Since the ES is an emergency, it is initially managed with the advanced cardiac life support (ACLS) protocol [6], regardless of the etiology of the electrical storm. In advanced settings, the treatment is more etiology specific with pharmacologic choices of amiodarone, quinidine, propranolol, metoprolol, and isoproterenol or interventional therapies with ICD or ablations [711]. Neumar et al. compared the combination of IV amiodarone and oral propranolol to the combination of IV amiodarone and oral metoprolol in the management of ES in ICD patients and found amiodarone and propranolol to be superior, safe, and effective in ES management [6]. Isoproterenol showed high efficacy in idiopathic ventricular fibrillation (IVF) patients due to its effectiveness in controlling ventricular fibrillation (VF) and attenuation of the J waves, which showed augmentation prior to the VF onset and was diminished to below the diagnostic level with isoproterenol treatment [9]. In patients with idiopathic VF and Brugada syndrome, the long-term reproducibility of the EP efficacy of quinidine is excellent [10]. In another specific patient population, radiofrequency catheter ablation (RFCA) of refractory V-Tach in patients with myocarditis and RFCA of drug-refractory V-Tach were found to be feasible, safe, and effective [12].
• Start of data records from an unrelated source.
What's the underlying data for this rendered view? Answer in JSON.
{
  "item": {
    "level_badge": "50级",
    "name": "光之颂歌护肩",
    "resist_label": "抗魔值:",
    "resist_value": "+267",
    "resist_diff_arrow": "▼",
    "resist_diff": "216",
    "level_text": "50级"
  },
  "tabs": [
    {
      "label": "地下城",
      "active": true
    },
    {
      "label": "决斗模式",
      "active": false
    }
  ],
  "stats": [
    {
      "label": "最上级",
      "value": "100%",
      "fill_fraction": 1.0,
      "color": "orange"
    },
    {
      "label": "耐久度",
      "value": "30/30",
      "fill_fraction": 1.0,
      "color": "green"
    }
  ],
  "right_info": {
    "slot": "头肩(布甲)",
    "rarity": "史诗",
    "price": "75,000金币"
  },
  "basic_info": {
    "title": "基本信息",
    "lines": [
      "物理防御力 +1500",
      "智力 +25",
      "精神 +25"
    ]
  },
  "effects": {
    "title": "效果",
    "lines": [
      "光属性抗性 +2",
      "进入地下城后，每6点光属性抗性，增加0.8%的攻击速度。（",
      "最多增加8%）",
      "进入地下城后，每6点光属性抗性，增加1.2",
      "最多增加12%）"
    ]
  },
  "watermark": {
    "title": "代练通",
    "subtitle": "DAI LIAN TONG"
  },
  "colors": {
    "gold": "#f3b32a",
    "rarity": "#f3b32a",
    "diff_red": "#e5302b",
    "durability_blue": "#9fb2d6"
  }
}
But what if the inducing factor is H1N1 infection without the genetic predisposition or myocarditis? Or the upper respiratory infection with H1N1 in the setting of KCNH2, p.Leu586Val variant is the combination inducing this TdP ES?

In our case, the patient had TdP in 2014 that was believed to be induced by his aspiration pneumonia, and since then, the patient was symptoms free until the recent H1N1 that caused his ES. Oseltamivir was given, which has a safety profile far outweighs the side effects that includes 5-10% nausea, vomiting, and no known arrhythmic side effects that might complicate the patient’s situation [13]. While myocarditis has been reported in association with influenza pandemics and interpandemic periods [12], in this case, the lack of different degrees of heart failure (ranging from cardiogenic shock to subtly progressive chronic heart failure), chest pain, bradyarrhythmias, tachyarrhythmias (including sudden cardiac death), negative biochemical markers of myocardial necrosis, normal echocardiographic features, and responding to quinidine is arguing against myocarditis. On the other hand, prodromal symptoms were present and no biopsy was performed.

Also, it has been reported that H1N1 could induce ES in a patient with LQTS which was treated with perfusing magnesium sulfate, increasing the resting pacing rate from 40 to 85 bpm, and increasing propranolol dosage [14]. In contrast, in our patient case with confirmed H1N1 infection in the setting of a negative genetic panel, a successful treatment was achieved with isoproterenol drip and increase pacing rate to 100 bpm with subsequent transition to high dose quinidine. In a follow-up appointment, he was symptom-free for a month with no arrhythmic attacks or pacemaker malfunction. The exercise stress test did not show any abnormal QT prolongation while also acknowledging the sensitivity of this test in unmasking LQTS.

3. Conclusion

While more studies are required to understand the effect of H1N1 in patients with genetic variants of uncertain significance, it is worthwhile to consider the potential effect of H1N1 influenza infection in triggering an electrical storm in this population. This may have a great impact as ventricular arrhythmias are a cause of sudden death.

Conflicts of Interest

The authors declare that they have no conflicts of interest.